[Recorded information]
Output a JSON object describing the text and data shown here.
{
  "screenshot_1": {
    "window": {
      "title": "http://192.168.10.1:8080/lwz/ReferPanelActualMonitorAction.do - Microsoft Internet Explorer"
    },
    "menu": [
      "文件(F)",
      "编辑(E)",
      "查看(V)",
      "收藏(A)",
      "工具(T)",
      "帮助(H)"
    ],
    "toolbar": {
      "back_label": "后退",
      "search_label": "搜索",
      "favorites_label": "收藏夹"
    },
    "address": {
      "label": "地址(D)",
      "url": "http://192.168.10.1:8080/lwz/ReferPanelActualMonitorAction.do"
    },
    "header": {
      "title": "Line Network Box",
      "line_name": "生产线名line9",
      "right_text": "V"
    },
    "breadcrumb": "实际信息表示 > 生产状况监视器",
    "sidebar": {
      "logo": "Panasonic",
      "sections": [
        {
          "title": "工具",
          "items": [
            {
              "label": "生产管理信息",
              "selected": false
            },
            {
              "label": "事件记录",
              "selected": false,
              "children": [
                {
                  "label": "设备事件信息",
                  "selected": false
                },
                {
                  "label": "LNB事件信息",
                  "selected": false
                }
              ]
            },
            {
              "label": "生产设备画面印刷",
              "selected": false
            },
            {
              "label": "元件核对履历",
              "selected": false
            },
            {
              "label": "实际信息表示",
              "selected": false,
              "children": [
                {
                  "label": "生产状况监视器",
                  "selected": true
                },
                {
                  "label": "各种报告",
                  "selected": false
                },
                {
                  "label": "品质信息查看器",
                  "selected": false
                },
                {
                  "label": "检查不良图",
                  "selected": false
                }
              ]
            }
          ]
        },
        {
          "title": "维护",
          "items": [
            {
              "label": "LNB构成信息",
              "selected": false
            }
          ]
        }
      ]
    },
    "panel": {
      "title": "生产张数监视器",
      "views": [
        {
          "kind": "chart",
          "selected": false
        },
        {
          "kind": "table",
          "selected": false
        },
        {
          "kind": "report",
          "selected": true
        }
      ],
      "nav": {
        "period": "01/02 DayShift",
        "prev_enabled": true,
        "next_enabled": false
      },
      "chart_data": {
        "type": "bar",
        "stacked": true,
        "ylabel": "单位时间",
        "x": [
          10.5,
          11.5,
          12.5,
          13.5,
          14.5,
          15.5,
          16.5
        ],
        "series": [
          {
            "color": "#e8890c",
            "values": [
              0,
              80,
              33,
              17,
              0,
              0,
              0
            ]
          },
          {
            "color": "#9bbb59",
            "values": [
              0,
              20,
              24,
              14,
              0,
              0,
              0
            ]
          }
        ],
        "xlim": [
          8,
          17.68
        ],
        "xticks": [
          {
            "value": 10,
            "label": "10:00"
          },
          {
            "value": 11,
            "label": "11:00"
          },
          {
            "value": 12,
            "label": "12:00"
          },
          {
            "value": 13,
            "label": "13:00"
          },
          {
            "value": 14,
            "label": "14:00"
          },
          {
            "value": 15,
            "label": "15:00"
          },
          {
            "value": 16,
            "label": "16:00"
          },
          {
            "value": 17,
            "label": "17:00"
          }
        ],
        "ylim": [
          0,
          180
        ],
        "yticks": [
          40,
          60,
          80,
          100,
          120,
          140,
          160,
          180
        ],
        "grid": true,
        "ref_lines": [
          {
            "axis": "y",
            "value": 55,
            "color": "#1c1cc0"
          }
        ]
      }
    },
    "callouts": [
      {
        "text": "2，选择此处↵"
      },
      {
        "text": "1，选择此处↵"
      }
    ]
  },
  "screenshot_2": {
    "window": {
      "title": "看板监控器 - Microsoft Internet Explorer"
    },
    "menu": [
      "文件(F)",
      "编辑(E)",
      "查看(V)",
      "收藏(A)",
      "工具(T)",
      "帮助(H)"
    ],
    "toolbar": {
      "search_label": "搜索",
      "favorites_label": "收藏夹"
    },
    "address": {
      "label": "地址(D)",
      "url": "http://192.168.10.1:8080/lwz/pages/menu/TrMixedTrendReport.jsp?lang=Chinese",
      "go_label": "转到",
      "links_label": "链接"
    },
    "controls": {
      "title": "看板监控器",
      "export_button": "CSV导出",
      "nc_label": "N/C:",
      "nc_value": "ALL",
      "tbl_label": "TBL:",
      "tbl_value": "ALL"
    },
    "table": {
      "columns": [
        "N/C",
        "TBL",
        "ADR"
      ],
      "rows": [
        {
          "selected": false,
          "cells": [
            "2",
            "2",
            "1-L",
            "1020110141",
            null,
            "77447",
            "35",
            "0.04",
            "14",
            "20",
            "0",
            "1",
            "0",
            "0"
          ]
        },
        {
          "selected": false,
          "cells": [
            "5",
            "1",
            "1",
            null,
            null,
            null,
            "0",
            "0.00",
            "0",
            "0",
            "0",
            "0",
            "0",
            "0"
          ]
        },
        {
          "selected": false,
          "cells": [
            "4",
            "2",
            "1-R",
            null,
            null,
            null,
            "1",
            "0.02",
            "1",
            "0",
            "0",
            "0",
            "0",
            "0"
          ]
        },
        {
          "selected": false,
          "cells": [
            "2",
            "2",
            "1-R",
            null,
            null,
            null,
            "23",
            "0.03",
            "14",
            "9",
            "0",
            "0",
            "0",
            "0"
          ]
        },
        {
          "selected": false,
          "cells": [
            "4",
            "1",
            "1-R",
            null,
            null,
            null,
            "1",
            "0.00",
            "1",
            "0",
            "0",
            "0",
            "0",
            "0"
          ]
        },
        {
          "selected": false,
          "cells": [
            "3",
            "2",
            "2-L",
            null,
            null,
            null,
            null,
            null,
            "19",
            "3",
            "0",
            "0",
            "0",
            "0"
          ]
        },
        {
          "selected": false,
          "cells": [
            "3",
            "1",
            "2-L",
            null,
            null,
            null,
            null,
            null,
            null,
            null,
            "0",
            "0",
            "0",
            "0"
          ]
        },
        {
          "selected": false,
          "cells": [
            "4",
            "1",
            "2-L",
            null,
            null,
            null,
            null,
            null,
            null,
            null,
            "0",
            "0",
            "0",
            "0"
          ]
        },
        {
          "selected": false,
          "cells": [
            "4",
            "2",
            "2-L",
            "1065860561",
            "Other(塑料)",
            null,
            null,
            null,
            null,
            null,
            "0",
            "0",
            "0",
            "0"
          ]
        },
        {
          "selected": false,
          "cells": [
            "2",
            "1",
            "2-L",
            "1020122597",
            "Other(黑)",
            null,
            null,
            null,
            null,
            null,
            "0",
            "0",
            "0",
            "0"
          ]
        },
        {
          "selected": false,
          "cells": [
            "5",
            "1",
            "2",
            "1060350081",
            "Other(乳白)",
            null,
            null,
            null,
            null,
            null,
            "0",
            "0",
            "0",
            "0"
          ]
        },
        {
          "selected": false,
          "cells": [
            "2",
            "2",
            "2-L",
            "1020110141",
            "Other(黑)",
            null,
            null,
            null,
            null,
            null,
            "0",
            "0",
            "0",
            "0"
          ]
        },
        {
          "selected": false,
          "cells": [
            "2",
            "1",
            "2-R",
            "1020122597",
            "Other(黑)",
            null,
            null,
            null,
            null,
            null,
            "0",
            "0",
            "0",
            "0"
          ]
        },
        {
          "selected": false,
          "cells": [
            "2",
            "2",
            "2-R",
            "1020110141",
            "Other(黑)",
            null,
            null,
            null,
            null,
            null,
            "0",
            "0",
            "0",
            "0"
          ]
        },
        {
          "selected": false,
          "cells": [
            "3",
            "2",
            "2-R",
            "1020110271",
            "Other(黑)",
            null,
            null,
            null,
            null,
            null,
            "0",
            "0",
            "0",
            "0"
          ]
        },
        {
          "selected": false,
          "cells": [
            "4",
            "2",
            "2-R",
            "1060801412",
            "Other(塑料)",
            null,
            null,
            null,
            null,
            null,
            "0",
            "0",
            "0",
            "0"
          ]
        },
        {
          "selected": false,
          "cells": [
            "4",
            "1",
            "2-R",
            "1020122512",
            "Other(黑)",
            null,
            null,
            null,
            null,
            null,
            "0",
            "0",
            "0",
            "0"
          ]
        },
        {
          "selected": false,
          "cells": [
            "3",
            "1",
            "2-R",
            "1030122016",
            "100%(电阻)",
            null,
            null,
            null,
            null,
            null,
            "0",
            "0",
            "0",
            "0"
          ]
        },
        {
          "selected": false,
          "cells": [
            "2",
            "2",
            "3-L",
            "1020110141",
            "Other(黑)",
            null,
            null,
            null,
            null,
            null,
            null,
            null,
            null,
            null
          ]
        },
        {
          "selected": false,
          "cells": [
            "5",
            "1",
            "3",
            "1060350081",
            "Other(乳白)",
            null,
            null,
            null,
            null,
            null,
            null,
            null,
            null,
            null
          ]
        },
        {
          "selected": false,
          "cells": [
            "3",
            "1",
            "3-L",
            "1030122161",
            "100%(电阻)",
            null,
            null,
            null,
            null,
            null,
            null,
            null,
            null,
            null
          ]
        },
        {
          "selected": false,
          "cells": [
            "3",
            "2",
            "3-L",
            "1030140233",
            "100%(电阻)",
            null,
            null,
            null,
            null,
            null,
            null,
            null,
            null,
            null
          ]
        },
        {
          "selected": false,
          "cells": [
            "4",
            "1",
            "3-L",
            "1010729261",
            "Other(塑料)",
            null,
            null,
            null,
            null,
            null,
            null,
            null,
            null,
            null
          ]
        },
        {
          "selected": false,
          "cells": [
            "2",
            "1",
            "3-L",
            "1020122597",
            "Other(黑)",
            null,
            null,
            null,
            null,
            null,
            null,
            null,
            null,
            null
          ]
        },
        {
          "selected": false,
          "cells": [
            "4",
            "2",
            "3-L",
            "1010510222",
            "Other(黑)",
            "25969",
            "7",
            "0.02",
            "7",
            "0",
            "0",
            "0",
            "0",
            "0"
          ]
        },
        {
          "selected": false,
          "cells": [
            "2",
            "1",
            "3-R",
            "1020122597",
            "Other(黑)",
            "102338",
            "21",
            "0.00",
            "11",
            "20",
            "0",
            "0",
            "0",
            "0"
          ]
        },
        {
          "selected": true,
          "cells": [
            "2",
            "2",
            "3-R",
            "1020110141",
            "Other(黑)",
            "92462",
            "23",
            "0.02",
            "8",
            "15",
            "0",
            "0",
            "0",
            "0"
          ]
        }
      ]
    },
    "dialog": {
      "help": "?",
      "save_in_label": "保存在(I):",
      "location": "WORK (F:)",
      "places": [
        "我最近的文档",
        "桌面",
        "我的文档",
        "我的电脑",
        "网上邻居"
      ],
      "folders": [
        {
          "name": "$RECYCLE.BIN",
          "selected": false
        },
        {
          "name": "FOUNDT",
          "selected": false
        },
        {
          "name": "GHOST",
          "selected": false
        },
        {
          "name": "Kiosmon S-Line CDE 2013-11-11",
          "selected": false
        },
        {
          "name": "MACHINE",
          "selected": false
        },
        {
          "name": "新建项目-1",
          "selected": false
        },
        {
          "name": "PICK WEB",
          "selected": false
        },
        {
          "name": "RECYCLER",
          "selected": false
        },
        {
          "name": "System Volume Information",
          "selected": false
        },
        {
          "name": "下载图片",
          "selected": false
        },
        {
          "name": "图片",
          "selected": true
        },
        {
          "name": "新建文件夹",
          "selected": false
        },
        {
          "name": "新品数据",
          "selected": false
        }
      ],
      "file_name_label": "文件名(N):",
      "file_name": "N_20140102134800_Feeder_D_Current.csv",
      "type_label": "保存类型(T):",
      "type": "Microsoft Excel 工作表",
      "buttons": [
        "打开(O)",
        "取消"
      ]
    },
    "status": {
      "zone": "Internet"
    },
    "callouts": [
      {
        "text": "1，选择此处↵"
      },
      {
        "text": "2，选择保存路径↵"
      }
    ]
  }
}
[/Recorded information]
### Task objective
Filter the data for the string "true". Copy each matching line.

### Output of the exercise
                  "selected": true
          "selected": true
        "prev_enabled": true,
        "stacked": true,
        "grid": true,
          "selected": true,
          "selected": true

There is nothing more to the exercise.